  20. 20.
    Schuurman N, Cinnamon J, Crooks VA, Hameed SM. Pedestrian injury and the built environment: an environmental scan of hotspots. BMC Public Health. 2009; 9: 233.PubMedCrossRefGoogle Scholar
  21. 21.
    Compton M. “I’d be Dead Without it” Persons living with HIV/AIDS describe the impact of adequate housing on their health and health practices. Dissertation, Vancouver: School of Social Work, University of British Columbia; 2006.Google Scholar
  22. 22.
    Stewart N, McCann E. Placing housing policy: plans, challenges, and advocacy in Vancouver’s Downtown Eastside. Dissertation, Burnaby: Department of Geography, Simon Fraser University; 2009.Google Scholar
  23. 23.
    Braitstein P. Sexual violence among a cohort of injection drug users. Dissertation, Vancouver: Department of Health Care and Epidemiology, University of British Columbia; 2001.Google Scholar
  24. 24.
    Bungay VA. Health experiences of women who are street-involved and use crack cocaine: inequity, oppression, and relations of power in Vancouver’s Downtown Eastside. Dissertation, Vancouver: School of Nursing, University of British Columbia; 2008.Google Scholar
  25. 25.
    Chambers CT. Risk and resiliency factors associated with injection drug use among at-risk youth in Vancouver, British Columbia. Dissertation, Vancouver: Department of Health Care and Epidemiology. University of British Columbia; 2009.Google Scholar
  26. 26.
    Howard T, Jackson M, Kerr T, Pacey K, Richardson J, Tyndall M. To serve and protect: a report on policing in Vancouver’s Downtown Eastside. Vancouver: Pivot Legal Society; 2002.Google Scholar
  27. 27.
    Miewald C. Food security and housing in Vancouver’s Downtown Eastside. Vancouver: Simon Fraser University; 2009.Google Scholar
  28. 28.
    Babolet H, Cuddeford V, Jeffries F, Korstad H, Kubris S, Mark S, Miewald C, Moreland F. Vancouver food system assessment. Vancouver: Western Economic Diversification Canada; 2004.Google Scholar
  29. 29.
    Bruce RR. An intersectional analysis of aboriginal women in the Downtown Eastside and B.C.’s income assistance policy.
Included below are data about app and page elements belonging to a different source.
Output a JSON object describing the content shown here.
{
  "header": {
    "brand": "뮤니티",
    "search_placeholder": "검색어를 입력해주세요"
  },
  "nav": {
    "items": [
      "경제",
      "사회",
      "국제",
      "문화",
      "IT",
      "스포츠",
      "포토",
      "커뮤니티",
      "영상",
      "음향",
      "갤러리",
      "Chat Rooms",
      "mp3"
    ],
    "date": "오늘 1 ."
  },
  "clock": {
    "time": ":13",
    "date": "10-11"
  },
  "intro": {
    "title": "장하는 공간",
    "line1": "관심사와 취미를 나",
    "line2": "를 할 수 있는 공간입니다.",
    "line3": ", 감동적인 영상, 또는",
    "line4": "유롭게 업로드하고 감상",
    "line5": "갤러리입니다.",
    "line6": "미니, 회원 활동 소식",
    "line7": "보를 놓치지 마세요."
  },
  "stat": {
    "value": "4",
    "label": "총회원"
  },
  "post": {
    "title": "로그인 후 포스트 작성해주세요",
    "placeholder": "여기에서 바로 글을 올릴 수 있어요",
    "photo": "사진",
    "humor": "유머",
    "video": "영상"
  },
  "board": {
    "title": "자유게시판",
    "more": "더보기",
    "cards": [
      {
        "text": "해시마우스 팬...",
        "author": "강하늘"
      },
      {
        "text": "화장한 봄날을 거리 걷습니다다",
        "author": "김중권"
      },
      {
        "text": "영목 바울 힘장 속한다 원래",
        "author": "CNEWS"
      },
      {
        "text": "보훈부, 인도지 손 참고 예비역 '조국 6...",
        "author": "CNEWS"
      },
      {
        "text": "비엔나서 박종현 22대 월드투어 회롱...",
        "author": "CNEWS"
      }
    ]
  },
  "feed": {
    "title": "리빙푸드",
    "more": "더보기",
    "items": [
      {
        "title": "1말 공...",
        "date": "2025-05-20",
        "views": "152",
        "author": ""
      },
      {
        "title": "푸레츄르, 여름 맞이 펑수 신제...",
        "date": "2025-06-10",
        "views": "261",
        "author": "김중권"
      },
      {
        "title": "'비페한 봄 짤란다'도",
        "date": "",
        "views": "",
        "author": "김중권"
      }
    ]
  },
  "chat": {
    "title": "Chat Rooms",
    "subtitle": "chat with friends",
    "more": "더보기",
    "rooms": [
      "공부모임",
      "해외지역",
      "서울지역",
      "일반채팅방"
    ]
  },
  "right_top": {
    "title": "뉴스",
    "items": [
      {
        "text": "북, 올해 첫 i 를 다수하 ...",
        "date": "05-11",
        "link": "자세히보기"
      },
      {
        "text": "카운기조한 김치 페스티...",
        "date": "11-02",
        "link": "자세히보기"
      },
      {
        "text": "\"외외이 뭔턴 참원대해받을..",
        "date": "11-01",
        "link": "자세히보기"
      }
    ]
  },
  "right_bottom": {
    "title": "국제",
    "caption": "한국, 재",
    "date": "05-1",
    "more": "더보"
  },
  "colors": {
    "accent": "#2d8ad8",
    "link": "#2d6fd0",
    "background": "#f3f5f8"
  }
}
Dissertation, Burnaby: Department of Political Science, Simon Fraser University; 2009.Google Scholar
  30. 30.
    Salmon A, Livingston A. “Me, I’m living it”: the primary health care experiences of women who use drugs in Vancouver’s downtown eastside. Vancouver: University of British Columbia, Centre for Excellence for Women’s Health, Women’s Health Research Institute; 2009.Google Scholar
  31. 31.
    Thomas L. Housing services report. Vancouver: Vancouver Community Mental Health Services; 2002.Google Scholar
  32. 32.
    Thomas L. Outcome evaluation: mental health supported housing. Vancouver: Vancouver Community Mental Health Services; 2006.Google Scholar

Copyright information

© The New York Academy of Medicine 2012

Authors and Affiliations

  • Isabelle Aube Linden
    • 1
  • Marissa Y. Mar
    • 1
  • Gregory R. Werker
    • 2
  • Kerry Jang
    • 3
    • 4
  • Michael Krausz
    • 1
    • 4
    • 5
  1. 1.St. Paul’s HospitalCentre for Health Evaluation and Outcome Sciences (CHÉOS)VancouverCanada
  2. 2.Sauder School of BusinessUniversity of British ColumbiaVancouverCanada
  3. 3.City CouncilCity of Vancouver, Vancouver City HallVancouverCanada
  4. 4.Department of Psychiatry, UBC HospitalUniversity of British ColumbiaVancouverCanada
  5. 5.School of Population and Public HealthUniversity of British ColumbiaVancouverCanada

Personalised recommendations